Movie Review: Black Rain. I've just read Roger Ebert's review of this movie. I'm crushed because he only gave it 2 out of 4, which makes it pretty much in the middle....or mediocre. I greatly respect Ebert's views on cinema, being an established movie critic. He's witty, insightful, and often funny. In this case, however, I beg to disagree; I immensly enjoyed the film. I have a thing for international oriental thrillers. It's all about East-meets-West, baby. There's just something about how a Gaijin sees Japan, either finding it as totally alien, or those types that have adapted to the culture so much so that they're practically a native (the thought of a stereotypical blonde, blue-eyed caucasian muttering prefect Japanese has always allured me).

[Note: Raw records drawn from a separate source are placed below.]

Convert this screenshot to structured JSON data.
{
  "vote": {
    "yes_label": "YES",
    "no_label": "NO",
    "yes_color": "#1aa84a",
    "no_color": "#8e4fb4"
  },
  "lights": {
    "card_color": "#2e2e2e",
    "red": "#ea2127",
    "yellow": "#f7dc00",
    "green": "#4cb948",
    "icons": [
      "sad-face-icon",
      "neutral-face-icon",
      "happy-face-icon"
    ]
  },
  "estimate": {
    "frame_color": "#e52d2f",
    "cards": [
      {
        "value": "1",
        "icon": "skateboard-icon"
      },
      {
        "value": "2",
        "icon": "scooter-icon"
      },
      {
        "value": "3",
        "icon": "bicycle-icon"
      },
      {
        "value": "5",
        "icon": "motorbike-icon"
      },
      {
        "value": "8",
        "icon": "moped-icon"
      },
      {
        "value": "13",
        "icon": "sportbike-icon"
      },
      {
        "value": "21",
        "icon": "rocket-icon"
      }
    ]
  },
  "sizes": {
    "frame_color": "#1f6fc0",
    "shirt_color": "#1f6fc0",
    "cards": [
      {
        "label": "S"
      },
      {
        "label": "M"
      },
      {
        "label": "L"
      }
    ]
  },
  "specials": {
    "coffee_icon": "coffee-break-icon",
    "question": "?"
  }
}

Director Ridley Scott (Blade Runner, Gladiator, Black Hawk Down) did a very good job with this one....although I have to agree with Ebert on the movie's excessively dark tone. I've never been to Japan, but I know there's more to it than seedy, poorly lit alleys illuminated with neon signs. I would have liked more daytime scenes to show the splendor of the country's beautiful landscapes. The theme of the movie is very tasteful to me: the inner workings of the feared Yakuza. Ain't that cool? Just like the Italian Mafia, they also have their own set of rules, even if they live outside of the law. What also struck me is a particular scene where an Oyabun (Yakuza boss) expresses his distaste for westerners by recounting his post-World War II boyhood experiences:

***OK, I've been searching Google for the final script for this movie, but all I've found on the web so far is the draft, not the final version. The piece of dialogue I was gonna quote is missing. The Oyabun recounts how his family came out of hiding after the atomic bombs fell (*note: this is not a quote verbatim - - this is as best as I could remember it. If anyone has a copy of the dialogue, let me know):

"We hid underground for three days...when we came up, it started to was black rain. " (hence the title)

This is a chilling statement; it gives the movie a historical anchor. You can see the shades of the past with words like these.

It was also good that there were no subtitles for the initial scenes where the Japanese characters were speaking to each other. It makes you see the action from Nick's (Michael Douglas) point of view: a Gaijin uninitiated to his foreign co-workers' and nemesis' behavior. This subtle touch helps the viewer empathize with the Americans' predicament, struggling to get a crime solved while getting around the language barrier...and this also adds to Black Rain's exotic feel. In the end, we finally see why these strange slant-eyed men are killing each other during the final sequence, where the Japanese dialogue is translated. Very cool indeed.